Just a note to Jamin Winans. You are no Kurt Vonnegut, my friend.
11:59 is an overconfident, under-thought sci-fi conspiracy thriller that attempts to satirize the news media, while struggling to tell the story it should be telling. Intellectually deficient and emotionally pedestrian, this feature debut from Denver-based filmmaker Winans is a hearty exercise in provincial filmmaking — an exercise that somehow managed to get a DVD release.
The film follows TV news cameraman Aaron (Raymond Andrew Bailey), who has the biggest day of his career chasing down a suspected child murderer. Before the police show up, the suspect, Hastings (Chris Kelly), rambles something about a conspiracy. The conspiracy may involve an upcoming election for the governorship of Colorado.
Later that evening, while celebrating his big day, Aaron has a little time travel experience. He wakes up in a field a day later without having lived through the last 24 hours. But he learns throughout the day what supposedly happened while he was away. At the end of the day, he again blacks out and wakes up in a field. Now he gets to relive that day he missed with the knowledge he needs to prove Hastings's conspiracy theory.
Sure, 11:59 has a solid premise, but Winans's film has the Shyamalan problem — all pitch and no play. It never lives up to the description on the back of the DVD, a plot summary that is more fun to ponder on your own than to actually see in action.
I honestly wasn't sure if I was going to go that far with my criticism considering 11:59 is an independent film from a first time feature director. Then I saw Winans's short film Spin, loaded on the 11:59 DVD as an extra. Spin isn't a good movie, per say, but it is a better amateur effort than 11:59.
11:59 doesn't fine tune the work I saw in Spin. In fact, the feature lacks Spin's momentum. Any additional momentum may have kept an audience's attention long enough to get to the more eventful parts of 11:59. If you do remain interested, the last third of Winans's feature can be very watchable, but only if you ignore the ham-fisted characterization and bogus time travel narrative from the early parts of the film.
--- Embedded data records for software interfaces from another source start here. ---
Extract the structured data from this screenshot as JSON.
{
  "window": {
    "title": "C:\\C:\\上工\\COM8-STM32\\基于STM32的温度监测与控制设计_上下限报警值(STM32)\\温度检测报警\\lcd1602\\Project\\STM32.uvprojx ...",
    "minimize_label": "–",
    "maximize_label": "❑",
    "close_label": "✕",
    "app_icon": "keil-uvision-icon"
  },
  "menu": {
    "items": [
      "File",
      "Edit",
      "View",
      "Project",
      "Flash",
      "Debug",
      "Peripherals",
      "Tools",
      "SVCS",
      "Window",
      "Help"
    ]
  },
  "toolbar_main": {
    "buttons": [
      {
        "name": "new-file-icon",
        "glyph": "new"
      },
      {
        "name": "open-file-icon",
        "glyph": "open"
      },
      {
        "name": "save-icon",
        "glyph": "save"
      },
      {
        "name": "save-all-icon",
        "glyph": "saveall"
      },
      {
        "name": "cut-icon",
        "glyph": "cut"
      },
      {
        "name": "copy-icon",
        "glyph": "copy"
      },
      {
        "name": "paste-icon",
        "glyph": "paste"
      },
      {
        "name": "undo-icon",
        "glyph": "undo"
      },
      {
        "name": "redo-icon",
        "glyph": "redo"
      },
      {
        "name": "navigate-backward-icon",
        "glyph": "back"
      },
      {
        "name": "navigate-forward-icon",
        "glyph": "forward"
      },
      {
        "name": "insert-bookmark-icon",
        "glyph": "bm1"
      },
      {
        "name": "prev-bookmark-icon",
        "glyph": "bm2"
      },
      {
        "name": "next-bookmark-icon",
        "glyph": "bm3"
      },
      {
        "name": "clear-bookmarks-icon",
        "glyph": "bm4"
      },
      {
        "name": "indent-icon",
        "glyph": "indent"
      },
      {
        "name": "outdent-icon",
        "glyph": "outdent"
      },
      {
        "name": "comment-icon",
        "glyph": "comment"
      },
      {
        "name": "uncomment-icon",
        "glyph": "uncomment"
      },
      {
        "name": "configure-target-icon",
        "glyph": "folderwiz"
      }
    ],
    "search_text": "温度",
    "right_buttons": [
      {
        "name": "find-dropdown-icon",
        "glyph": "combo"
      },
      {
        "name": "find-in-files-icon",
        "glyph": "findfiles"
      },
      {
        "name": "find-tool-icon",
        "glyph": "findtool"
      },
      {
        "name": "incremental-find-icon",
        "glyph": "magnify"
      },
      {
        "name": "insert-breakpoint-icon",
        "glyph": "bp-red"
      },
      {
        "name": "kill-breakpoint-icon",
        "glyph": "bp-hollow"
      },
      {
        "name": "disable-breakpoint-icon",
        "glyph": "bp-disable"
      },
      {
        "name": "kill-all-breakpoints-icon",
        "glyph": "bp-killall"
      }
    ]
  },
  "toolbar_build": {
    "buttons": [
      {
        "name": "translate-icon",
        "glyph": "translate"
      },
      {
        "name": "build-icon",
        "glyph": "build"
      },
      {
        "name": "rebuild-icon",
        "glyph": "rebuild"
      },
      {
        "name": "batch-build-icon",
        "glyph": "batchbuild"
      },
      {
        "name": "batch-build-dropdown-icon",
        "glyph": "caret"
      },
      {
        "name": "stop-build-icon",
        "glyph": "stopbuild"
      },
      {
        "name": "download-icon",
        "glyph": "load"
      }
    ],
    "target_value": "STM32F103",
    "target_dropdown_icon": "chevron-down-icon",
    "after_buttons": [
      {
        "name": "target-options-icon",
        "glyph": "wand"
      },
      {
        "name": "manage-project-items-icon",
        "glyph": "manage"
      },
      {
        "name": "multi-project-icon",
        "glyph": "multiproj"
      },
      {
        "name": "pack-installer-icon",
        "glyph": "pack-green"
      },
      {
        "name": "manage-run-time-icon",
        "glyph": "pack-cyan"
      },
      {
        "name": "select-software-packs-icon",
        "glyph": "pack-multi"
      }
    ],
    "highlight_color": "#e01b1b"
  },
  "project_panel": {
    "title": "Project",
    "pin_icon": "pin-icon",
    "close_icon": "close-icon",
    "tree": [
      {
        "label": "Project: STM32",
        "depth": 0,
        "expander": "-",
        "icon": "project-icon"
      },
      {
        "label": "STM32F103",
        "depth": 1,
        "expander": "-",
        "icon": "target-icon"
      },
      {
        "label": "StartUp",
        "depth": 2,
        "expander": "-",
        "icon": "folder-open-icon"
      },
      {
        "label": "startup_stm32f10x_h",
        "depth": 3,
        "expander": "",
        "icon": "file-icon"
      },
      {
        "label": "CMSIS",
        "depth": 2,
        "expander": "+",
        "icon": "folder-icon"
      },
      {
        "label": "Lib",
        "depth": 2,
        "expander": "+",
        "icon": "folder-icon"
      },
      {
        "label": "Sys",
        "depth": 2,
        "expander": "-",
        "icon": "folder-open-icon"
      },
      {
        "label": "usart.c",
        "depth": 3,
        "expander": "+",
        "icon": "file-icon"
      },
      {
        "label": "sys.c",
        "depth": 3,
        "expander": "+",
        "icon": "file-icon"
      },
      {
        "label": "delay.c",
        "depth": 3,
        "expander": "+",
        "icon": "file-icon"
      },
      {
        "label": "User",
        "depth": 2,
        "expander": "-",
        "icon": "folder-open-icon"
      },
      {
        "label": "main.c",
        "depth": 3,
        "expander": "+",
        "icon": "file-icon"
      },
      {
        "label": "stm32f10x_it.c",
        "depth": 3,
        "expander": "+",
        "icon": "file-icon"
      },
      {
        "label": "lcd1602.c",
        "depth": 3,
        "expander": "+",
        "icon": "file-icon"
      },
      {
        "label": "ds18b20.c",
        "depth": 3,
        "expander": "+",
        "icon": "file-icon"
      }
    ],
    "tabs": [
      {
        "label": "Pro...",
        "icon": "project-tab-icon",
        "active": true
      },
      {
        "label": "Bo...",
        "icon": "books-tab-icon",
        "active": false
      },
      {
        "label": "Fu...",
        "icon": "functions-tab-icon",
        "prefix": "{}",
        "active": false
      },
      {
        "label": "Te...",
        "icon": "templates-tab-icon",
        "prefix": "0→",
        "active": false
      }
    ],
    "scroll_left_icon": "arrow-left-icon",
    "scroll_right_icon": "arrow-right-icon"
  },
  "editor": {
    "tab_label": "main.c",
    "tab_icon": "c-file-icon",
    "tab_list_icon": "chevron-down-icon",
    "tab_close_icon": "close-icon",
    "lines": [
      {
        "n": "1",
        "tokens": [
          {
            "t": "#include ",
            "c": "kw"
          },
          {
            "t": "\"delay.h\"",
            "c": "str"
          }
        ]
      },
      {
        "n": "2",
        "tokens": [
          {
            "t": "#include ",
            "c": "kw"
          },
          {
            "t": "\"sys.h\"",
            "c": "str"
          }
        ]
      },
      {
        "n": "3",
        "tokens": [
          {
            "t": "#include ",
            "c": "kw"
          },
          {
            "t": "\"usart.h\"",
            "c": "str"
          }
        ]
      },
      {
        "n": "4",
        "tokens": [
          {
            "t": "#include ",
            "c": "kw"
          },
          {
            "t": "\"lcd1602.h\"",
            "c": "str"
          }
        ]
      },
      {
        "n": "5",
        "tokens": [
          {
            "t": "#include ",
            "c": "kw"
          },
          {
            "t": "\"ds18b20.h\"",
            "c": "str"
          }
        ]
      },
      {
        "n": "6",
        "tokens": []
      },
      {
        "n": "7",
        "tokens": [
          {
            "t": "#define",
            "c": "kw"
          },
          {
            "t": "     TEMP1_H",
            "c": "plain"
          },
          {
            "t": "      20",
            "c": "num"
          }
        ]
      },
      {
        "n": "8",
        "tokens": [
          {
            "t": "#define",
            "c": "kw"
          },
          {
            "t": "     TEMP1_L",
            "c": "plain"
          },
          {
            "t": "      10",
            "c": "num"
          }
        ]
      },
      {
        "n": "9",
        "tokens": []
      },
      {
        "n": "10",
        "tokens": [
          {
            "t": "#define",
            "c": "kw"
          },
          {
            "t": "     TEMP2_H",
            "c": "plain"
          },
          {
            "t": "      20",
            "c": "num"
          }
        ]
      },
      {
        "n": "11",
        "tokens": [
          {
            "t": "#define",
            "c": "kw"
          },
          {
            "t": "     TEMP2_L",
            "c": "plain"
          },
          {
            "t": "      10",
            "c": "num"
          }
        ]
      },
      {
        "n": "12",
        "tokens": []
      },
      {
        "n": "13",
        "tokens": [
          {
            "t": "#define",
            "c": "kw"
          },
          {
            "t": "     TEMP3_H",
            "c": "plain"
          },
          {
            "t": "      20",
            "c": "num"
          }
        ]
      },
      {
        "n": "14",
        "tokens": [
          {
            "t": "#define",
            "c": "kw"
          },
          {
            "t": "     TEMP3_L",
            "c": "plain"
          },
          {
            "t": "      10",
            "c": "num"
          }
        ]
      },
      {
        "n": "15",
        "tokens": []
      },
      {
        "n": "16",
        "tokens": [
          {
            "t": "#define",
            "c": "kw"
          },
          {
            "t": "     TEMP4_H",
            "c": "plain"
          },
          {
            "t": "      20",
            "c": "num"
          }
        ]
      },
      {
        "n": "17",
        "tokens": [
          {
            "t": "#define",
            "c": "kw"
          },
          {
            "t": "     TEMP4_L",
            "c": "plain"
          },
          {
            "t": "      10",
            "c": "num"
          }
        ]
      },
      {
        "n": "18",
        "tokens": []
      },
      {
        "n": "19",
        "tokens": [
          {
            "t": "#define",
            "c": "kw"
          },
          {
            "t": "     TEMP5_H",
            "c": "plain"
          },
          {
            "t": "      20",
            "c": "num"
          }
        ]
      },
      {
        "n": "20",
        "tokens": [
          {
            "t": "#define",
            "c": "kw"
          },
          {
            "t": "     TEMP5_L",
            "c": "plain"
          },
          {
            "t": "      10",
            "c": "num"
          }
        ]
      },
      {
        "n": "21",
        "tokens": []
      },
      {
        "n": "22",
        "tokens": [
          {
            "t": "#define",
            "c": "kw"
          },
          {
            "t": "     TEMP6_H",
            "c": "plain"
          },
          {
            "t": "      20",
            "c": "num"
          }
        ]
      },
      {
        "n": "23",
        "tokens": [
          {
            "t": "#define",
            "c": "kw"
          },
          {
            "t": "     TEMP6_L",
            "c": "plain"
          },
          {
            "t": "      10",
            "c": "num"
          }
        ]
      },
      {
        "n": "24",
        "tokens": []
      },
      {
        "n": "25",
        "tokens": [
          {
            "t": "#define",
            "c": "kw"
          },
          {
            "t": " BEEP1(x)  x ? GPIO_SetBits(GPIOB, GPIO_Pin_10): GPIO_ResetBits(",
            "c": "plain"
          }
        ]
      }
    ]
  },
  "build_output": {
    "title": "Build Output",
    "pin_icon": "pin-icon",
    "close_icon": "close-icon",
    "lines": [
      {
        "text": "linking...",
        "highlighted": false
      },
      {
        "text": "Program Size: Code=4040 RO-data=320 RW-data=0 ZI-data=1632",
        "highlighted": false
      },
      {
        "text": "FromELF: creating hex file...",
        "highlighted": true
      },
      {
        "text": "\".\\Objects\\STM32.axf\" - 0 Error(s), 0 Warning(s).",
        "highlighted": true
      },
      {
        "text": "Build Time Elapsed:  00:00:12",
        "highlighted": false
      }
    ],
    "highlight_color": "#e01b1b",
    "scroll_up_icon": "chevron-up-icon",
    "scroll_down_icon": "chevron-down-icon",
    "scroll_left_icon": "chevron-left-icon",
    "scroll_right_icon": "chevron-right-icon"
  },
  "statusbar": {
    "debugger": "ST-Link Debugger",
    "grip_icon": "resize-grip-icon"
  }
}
- Commentary by Director and Cinematographer
- Interviews with Director, Lead Actor, Producer and Director of Photography
- Short Film Spin with Commentary